Suitable soils and optimum pH

Gravels and free-draining soils with a pH 6.5-8.

When to sow

Lucerne must be sown into warm soils and is often undersown to a spring cereal crop as it is slow to establish. Reducing the cereal seed rate by a third and cutting it as arable or wholecrop silage will give lucerne the best start. Alternatively, sow in the summer following an early-harvested cereal such as winter barley. The middle of August is the latest date for sowing if a good seed bed can be made and there is sufficient moisture available.

How to sow

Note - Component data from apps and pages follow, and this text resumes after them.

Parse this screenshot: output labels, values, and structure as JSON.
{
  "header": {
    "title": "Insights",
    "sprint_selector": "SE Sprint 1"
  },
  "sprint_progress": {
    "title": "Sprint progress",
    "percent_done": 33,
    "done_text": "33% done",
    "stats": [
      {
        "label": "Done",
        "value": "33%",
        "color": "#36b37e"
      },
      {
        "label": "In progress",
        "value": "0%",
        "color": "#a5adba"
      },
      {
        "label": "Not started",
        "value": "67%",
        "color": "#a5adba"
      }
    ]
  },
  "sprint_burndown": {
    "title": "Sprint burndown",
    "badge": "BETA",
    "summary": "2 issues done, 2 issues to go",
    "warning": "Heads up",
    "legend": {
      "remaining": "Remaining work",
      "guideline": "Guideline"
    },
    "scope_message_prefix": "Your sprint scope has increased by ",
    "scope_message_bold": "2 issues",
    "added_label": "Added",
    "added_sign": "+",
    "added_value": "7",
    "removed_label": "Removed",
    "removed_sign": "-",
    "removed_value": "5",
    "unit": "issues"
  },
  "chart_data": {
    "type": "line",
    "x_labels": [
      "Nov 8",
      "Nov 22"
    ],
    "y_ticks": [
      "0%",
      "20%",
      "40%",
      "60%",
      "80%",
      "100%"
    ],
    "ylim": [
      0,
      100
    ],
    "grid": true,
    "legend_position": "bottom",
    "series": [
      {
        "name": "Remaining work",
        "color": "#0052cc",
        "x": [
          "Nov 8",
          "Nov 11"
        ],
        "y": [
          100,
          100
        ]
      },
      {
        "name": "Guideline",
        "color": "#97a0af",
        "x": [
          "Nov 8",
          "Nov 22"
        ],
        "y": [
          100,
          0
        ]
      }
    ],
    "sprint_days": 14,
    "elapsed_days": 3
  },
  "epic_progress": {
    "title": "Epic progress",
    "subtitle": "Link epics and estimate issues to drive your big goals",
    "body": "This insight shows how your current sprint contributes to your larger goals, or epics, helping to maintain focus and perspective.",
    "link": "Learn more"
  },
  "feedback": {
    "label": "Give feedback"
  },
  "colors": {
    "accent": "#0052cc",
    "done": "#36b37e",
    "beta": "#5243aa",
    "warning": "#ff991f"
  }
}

The seed of lucerne is small and needs to be sown to a maximum depth of 15mm otherwise a patchy, thin crop will result. Roll before and after sowing to help achieve fast germination and weed competitiveness. Sowing with a companion grass mix helps out-compete weeds enabling lucerne leys to be left down for longer. Herbicides exist but are limited and it is good practice to obtain a clean seedbed prior to sowing.

Management

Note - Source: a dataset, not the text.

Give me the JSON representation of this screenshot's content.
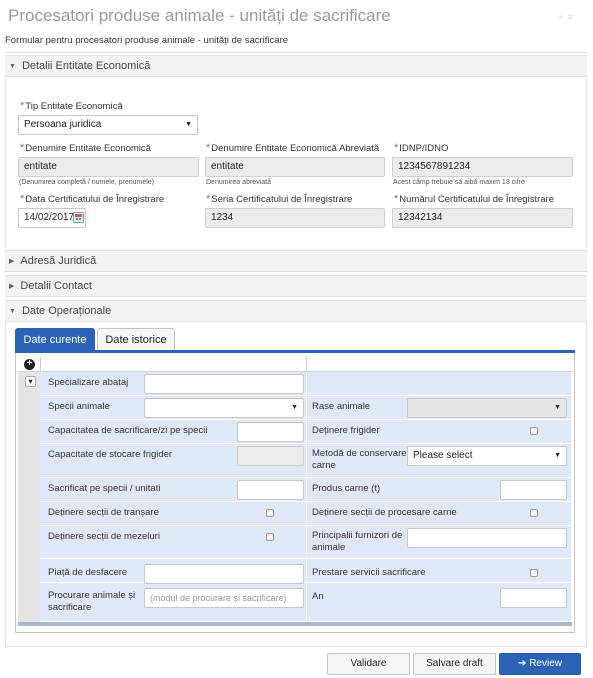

Following a direct spring sowing a light cut may be taken in mid August. From a summer sowing or an undersowing there will be little to cut in the first year. Leave until the following spring when it should be cut for the first time in early June at almost full flowering. Thereafter cut at the bud stage as this provides the ideal balance between yield and quality. Two or three further cuts follow at six week intervals. After cutting, the crop needs wilting so that it contains less than 70% moisture when made into baled silage. Hard or frequent grazing should be avoided especially during its first year as the crop will not tolerate it. Lucerne can also cause bloat when grazed.

Nutrient requirements

Although lucerne requires no N once established it can be beneficial to apply 25kg N/ha to an autumn sowing to promote rapid plant development. P and K requirements are higher than for grass and should be maintained at ADAS Index 2 to maintain yields.

Yield and nutrient data

14t DM/ha annually. A well fermented lucerne/grass silage has a dry matter of 30%, a crude protein of 20%, a D-value of 60 and an ME of 9.7MJ.


Date Posted: 18th January 2018